|Evening primrose growing alongside a|
waterfall near Escalante, Utah
But no, I couldn't stop there. I had to add more photos and more descriptions until my simple photo Friday turned into a couple hours of editing work for me. And in case you didn't already know, I have enough on my plate!
So, there has been an absence of photo Fridays. But I still think it's a good idea as long as I can tame my over achiever qualities. We'll see.
To shake things up a bit I am not choosing a particular plant this week, but instead some herbal panoramas. Beautiful scenes I've been privileged to witness over the past couple of years.
I'll be honest, my main motivation is that I have spring fever. I was editing video yesterday for my Plants in France series on HerbMentor.com and seeing the abundance of green growing things with birds chirping in the background just about did me in. Does summer really exist? Will it one day be summer again? I had to surround myself with more greenery. So here you have it.
|Wild rose growing outside of Escalante, Utah. My paternal family settled here over 100 years ago.|
|Elder flowers near Escalante, Utah|
|Dandelion meadow in the French Alps.

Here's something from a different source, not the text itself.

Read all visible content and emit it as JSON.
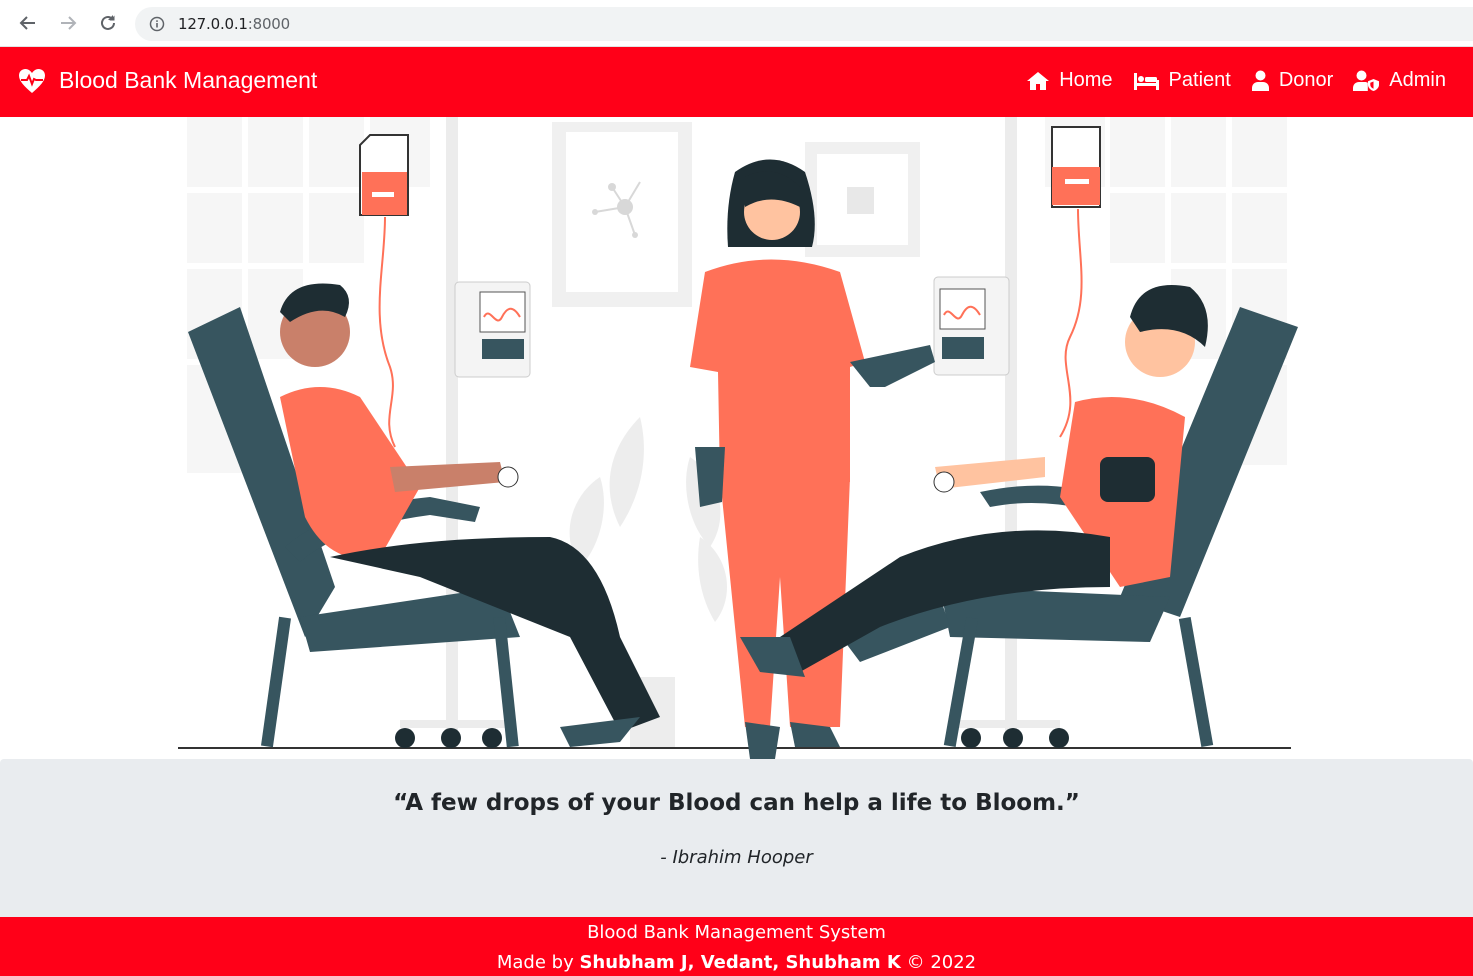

The cheese from the cows grazing these fields was amazing.|
|Bistort in the French Alps|
|Yarrow meadow on Canyon Ridge in the Methow Valley|
|Nettle growing on Lake Geneva in Evian (think water) France|
|Spice market in Bonneville, France. The birth city of my handsome French husband.|
|I was amazed that nettle grew everywhere in France.|
|Linden growing outside of a medieval village in southern France.|
|Outside of Jardin du centaure, a beautiful medicinal herb garden in central France.|
|This is the entrance to their small shop.|
|My husband and his uncle walking along a trail on a volcano in central France. The white flowered shrubs are elders.|
|Douglas sunflower with the snowy north cascades in the background.|
|Elephant's head in an alpine meadow. One of the most beautiful places I've seen, except for the fact I was being eaten alive by mosquitoes. I guess there are plusses to winter, no biting bugs.|
|Lycium growing at the Ghost Ranch in New Mexico.|
Well, I still did more than I intended, but small steps right? I hope you enjoyed the scenery!